name Shayes comes from when the family resided near a small wood or shaw. Shayes is a topographic
surname, which was given to a person who resided near a physical feature such as a hill, stream, church, or type of tree. The surname Shayes is believed to be derived from the Old English word sceaga,
which means dweller by the wood.
Early Origins of the Shayes family
The surname Shayes was first found in Berkshire, where they were established in the 12th century.
Early History of the Shayes family
This web page shows only a small excerpt of our Shayes research.Another 197 words (14 lines of text) covering the years 1191, 1307, 1281, 1407, 1388, 1615, 1680, 1661, 1679, 1617, 1690, 1659, 1660, 1679, 1635, 1696, 1780, 1815 and 1890 are included under the topic Early Shayes History in all our PDF Extended History products and printed products wherever possible.
Shayes Spelling Variations
The English language only became standardized in the last few centuries; therefore, spelling variations
are common among early Anglo-Saxon
names. As the form of the English language changed, even the spelling of literate people's names evolved. Shayes has been recorded under many different variations, including Shaw, Shawe, Shave, Sheaves, Shaves, Shay, Shayes and many more.
Early Notables of the Shayes family (pre 1700)
Notables of the family at this time include John Shawe (died 1407), of Oxford, English politician, Member of the Parliament of England
(MP) for Oxford in 1388; Sir John Shaw, 1st Baronet
(c 1615-1680), an English merchant and politician, Member of Parliament for Lyme Regis (1661-1679); Sir... Another 46 words (3 lines of text) are included under the topic Early Shayes Notables in all our PDF Extended History products and printed products wherever possible.
Migration of the Shayes family to Ireland
Some of the Shayes family moved to Ireland
, but this topic is not covered in this excerpt.Another 131 words (9 lines of text) about their life in Ireland is included in all our PDF Extended History products and printed products wherever possible.
Migration of the Shayes family to the New World and Oceana
For many English families, the political and religious disarray that shrouded England

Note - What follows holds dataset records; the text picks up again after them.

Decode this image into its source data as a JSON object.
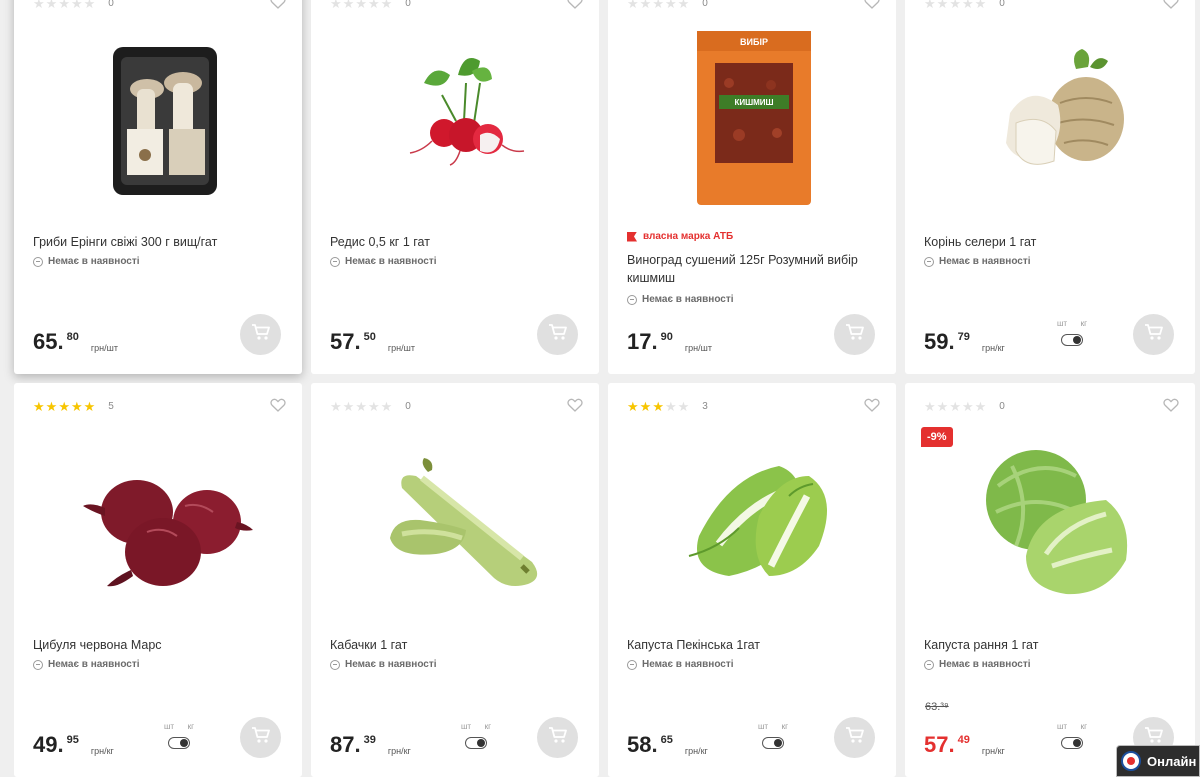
{
  "products": [
    {
      "rating": 0,
      "reviews": "0",
      "title": "Гриби Ерінги свіжі 300 г вищ/гат",
      "stock": "Немає в наявності",
      "price_int": "65",
      "price_frac": "80",
      "unit": "грн/шт",
      "image": "mushroom-pack"
    },
    {
      "rating": 0,
      "reviews": "0",
      "title": "Редис 0,5 кг 1 гат",
      "stock": "Немає в наявності",
      "price_int": "57",
      "price_frac": "50",
      "unit": "грн/шт",
      "image": "radish"
    },
    {
      "rating": 0,
      "reviews": "0",
      "brand": "власна марка АТБ",
      "title": "Виноград сушений 125г Розумний вибір кишмиш",
      "stock": "Немає в наявності",
      "price_int": "17",
      "price_frac": "90",
      "unit": "грн/шт",
      "image": "raisins-pack"
    },
    {
      "rating": 0,
      "reviews": "0",
      "title": "Корінь селери 1 гат",
      "stock": "Немає в наявності",
      "price_int": "59",
      "price_frac": "79",
      "unit": "грн/кг",
      "toggle": {
        "left": "шт",
        "right": "кг"
      },
      "image": "celery-root"
    },
    {
      "rating": 5,
      "reviews": "5",
      "title": "Цибуля червона Марс",
      "stock": "Немає в наявності",
      "price_int": "49",
      "price_frac": "95",
      "unit": "грн/кг",
      "toggle": {
        "left": "шт",
        "right": "кг"
      },
      "image": "red-onion"
    },
    {
      "rating": 0,
      "reviews": "0",
      "title": "Кабачки 1 гат",
      "stock": "Немає в наявності",
      "price_int": "87",
      "price_frac": "39",
      "unit": "грн/кг",
      "toggle": {
        "left": "шт",
        "right": "кг"
      },
      "image": "zucchini"
    },
    {
      "rating": 3,
      "reviews": "3",
      "title": "Капуста Пекінська 1гат",
      "stock": "Немає в наявності",
      "price_int": "58",
      "price_frac": "65",
      "unit": "грн/кг",
      "toggle": {
        "left": "шт",
        "right": "кг"
      },
      "image": "napa-cabbage"
    },
    {
      "rating": 0,
      "reviews": "0",
      "badge": "-9%",
      "title": "Капуста рання 1 гат",
      "stock": "Немає в наявності",
      "old_price": "63.³⁹",
      "price_int": "57",
      "price_frac": "49",
      "unit": "грн/кг",
      "toggle": {
        "left": "шт",
        "right": "кг"
      },
      "image": "cabbage",
      "sale": true
    }
  ],
  "online_button": "Онлайн",
  "colors": {
    "accent_red": "#e4302f",
    "star": "#f7c500",
    "background": "#efefef"
  }
}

made the far away New World an attractive prospect. On cramped disease-ridden ships, thousands migrated to those British colonies that would eventually become Canada and the United States. Those hardy settlers that survived the journey often went on to make important contributions to the emerging nations in which they landed. Analysis of immigration records indicates that some of the first North American immigrants bore the name Shayes or a variant listed above: John Shaw, who settled in Virginia in 1638; Thomas Shaw, who settled in Nova Scotia in 1750; James Shaw, who settled in Virginia in 1655; Thomas Shave settled in Massachusetts in 1637.
The Shayes Motto

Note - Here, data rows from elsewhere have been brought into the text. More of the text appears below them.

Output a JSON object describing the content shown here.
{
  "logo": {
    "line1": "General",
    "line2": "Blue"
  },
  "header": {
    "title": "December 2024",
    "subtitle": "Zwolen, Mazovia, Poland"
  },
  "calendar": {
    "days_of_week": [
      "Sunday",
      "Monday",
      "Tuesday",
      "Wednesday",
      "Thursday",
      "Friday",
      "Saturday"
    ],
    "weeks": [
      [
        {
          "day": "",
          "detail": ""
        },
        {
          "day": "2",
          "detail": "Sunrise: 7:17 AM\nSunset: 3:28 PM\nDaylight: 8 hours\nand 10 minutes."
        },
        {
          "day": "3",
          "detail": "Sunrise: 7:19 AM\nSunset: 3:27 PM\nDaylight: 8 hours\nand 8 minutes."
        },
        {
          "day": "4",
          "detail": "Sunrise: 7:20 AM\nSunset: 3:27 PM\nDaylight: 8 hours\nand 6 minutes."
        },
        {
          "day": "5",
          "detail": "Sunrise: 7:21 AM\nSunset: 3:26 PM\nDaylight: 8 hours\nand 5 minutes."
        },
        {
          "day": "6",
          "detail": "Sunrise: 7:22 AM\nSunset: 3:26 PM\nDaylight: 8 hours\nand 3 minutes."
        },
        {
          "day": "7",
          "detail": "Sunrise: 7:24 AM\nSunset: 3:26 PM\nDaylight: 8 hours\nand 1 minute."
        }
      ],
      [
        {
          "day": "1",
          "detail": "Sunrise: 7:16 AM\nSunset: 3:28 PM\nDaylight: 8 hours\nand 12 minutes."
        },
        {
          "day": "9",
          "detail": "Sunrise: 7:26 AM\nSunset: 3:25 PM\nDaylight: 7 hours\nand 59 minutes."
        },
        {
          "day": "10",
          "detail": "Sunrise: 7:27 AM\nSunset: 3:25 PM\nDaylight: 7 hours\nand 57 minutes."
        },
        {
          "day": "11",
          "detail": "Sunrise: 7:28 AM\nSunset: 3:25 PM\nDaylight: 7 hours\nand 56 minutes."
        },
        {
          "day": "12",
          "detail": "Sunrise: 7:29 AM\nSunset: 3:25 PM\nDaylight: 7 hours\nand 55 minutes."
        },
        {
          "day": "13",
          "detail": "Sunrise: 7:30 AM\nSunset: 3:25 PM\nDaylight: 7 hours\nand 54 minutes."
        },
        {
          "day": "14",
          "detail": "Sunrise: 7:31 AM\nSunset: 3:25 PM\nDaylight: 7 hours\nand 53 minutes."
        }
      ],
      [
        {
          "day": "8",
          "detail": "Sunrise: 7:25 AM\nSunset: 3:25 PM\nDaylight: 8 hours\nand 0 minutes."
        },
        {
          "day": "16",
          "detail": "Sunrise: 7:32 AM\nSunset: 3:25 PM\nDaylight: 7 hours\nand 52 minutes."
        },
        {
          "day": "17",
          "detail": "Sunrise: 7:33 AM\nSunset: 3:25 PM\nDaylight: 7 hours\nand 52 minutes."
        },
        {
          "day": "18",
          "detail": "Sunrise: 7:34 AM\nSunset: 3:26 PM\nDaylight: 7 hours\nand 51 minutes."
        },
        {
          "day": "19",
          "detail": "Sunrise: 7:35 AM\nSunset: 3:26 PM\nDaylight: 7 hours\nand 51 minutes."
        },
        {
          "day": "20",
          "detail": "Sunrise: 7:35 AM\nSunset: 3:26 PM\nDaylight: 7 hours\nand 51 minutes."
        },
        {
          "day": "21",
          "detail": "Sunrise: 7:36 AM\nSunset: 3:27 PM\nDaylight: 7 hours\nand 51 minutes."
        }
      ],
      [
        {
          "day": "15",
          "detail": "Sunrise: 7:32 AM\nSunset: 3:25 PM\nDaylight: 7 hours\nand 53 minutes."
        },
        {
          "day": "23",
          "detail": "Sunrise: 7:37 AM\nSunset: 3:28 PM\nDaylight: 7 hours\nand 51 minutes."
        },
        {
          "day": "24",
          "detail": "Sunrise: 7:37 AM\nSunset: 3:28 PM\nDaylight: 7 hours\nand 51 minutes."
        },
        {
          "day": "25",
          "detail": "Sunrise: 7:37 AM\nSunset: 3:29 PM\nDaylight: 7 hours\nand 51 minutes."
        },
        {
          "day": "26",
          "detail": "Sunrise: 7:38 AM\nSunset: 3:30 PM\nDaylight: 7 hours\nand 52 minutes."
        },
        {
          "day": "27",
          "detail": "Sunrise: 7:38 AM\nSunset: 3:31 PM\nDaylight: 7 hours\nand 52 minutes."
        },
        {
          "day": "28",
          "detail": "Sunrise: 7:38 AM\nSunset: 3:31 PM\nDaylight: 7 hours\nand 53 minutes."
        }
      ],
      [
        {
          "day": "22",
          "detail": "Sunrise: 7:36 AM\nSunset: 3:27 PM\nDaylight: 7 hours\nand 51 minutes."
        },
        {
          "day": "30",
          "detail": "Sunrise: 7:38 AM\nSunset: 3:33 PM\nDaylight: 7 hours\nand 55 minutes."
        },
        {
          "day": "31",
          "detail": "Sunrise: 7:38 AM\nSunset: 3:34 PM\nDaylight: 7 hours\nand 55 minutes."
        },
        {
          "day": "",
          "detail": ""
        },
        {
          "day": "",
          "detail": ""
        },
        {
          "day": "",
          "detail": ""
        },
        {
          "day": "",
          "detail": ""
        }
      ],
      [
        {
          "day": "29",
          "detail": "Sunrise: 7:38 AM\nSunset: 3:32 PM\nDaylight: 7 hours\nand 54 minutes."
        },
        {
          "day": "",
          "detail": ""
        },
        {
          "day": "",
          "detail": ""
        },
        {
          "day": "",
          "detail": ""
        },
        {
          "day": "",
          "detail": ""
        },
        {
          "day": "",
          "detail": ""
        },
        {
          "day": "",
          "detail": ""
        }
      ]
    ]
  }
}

The motto was originally a war cry or slogan. Mottoes first began to be shown with arms in the 14th and 15th centuries, but were not in general use until the 17th century. Thus the oldest coats of arms generally do not include a motto. Mottoes seldom form part of the grant of arms: Under most heraldic authorities, a motto is an optional component of the coat of arms, and can be added to or changed at will; many families have chosen not to display a motto.
Motto: Vincit qui patitur
Motto Translation: He conquers who endures.